With the pictures removed, set down all of the entries below exactly.

Entries from a dataset of interfaces
Content starts
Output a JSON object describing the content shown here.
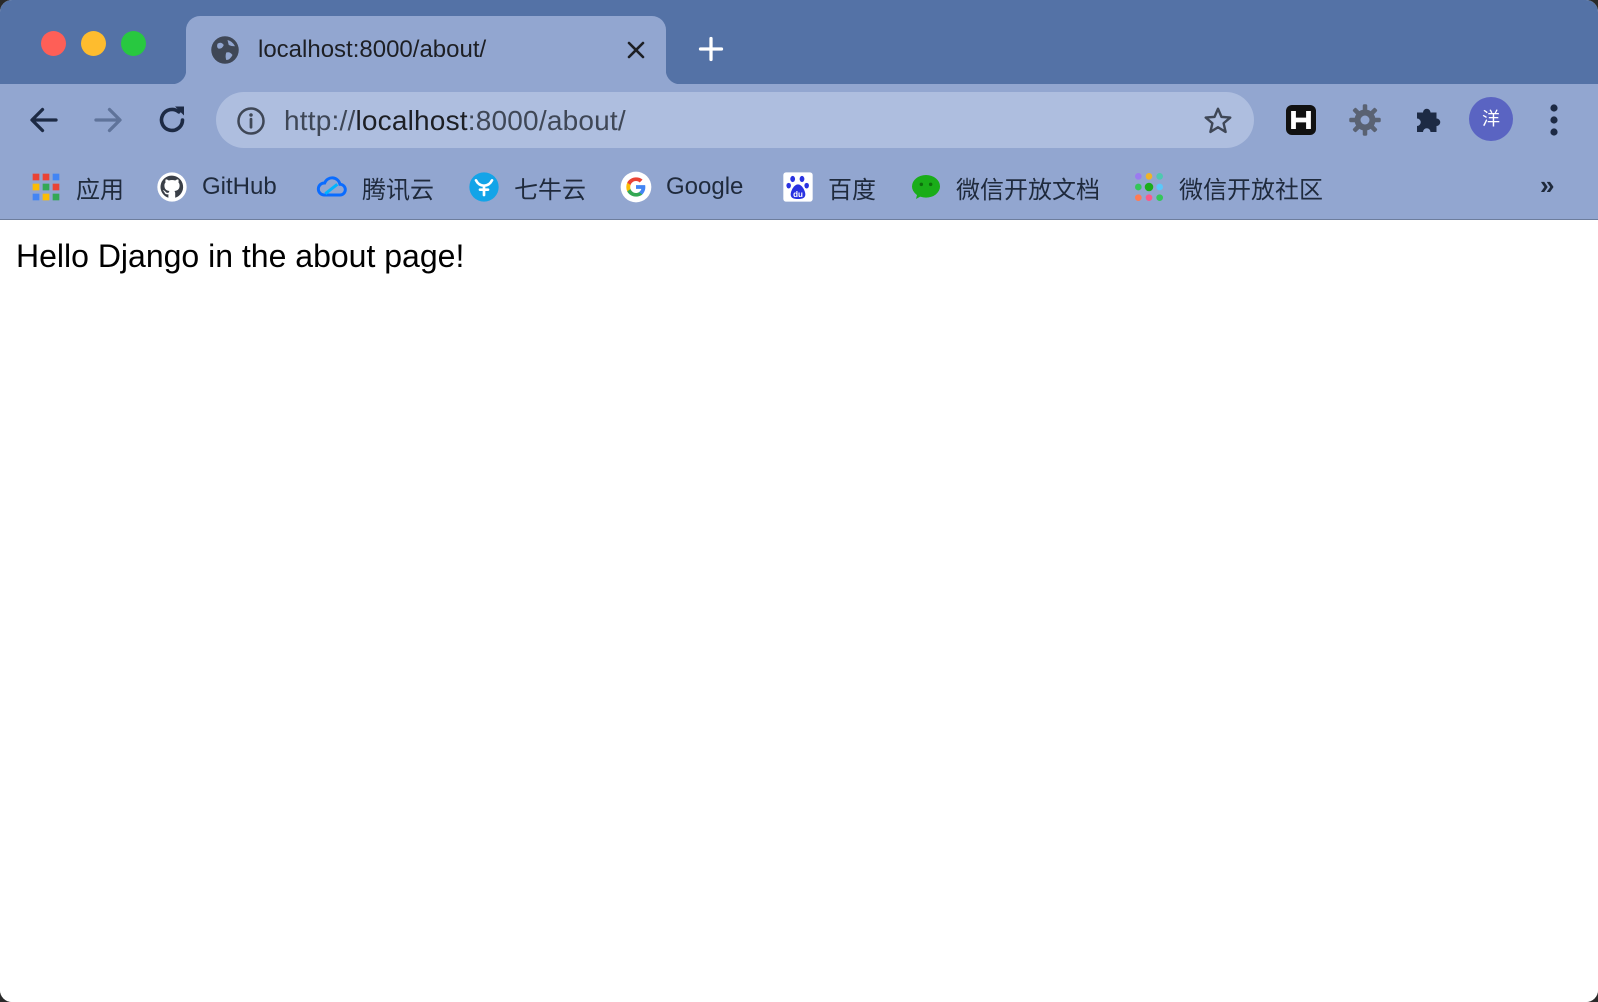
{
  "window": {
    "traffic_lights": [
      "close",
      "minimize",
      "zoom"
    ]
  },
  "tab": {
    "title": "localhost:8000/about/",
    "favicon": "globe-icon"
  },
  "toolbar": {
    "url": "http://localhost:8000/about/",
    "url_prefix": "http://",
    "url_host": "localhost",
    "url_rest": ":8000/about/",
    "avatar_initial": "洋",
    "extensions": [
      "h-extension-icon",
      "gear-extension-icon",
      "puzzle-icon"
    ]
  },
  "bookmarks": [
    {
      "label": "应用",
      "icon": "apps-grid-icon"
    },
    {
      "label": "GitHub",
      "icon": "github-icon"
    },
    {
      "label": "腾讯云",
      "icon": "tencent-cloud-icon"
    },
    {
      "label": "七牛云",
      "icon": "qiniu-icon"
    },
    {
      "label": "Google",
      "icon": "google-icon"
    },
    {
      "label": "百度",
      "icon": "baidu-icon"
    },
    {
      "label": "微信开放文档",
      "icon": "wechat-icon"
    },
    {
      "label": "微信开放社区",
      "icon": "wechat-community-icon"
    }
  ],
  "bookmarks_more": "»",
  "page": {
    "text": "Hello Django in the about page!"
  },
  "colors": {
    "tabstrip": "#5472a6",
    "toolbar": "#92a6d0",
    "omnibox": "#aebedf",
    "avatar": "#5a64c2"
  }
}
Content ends
WRITTEN RESPONSE:
Output a JSON object describing the content shown here.
{
  "window": {
    "traffic_lights": [
      "close",
      "minimize",
      "zoom"
    ]
  },
  "tab": {
    "title": "localhost:8000/about/",
    "favicon": "globe-icon"
  },
  "toolbar": {
    "url": "http://localhost:8000/about/",
    "url_prefix": "http://",
    "url_host": "localhost",
    "url_rest": ":8000/about/",
    "avatar_initial": "洋",
    "extensions": [
      "h-extension-icon",
      "gear-extension-icon",
      "puzzle-icon"
    ]
  },
  "bookmarks": [
    {
      "label": "应用",
      "icon": "apps-grid-icon"
    },
    {
      "label": "GitHub",
      "icon": "github-icon"
    },
    {
      "label": "腾讯云",
      "icon": "tencent-cloud-icon"
    },
    {
      "label": "七牛云",
      "icon": "qiniu-icon"
    },
    {
      "label": "Google",
      "icon": "google-icon"
    },
    {
      "label": "百度",
      "icon": "baidu-icon"
    },
    {
      "label": "微信开放文档",
      "icon": "wechat-icon"
    },
    {
      "label": "微信开放社区",
      "icon": "wechat-community-icon"
    }
  ],
  "bookmarks_more": "»",
  "page": {
    "text": "Hello Django in the about page!"
  },
  "colors": {
    "tabstrip": "#5472a6",
    "toolbar": "#92a6d0",
    "omnibox": "#aebedf",
    "avatar": "#5a64c2"
  }
}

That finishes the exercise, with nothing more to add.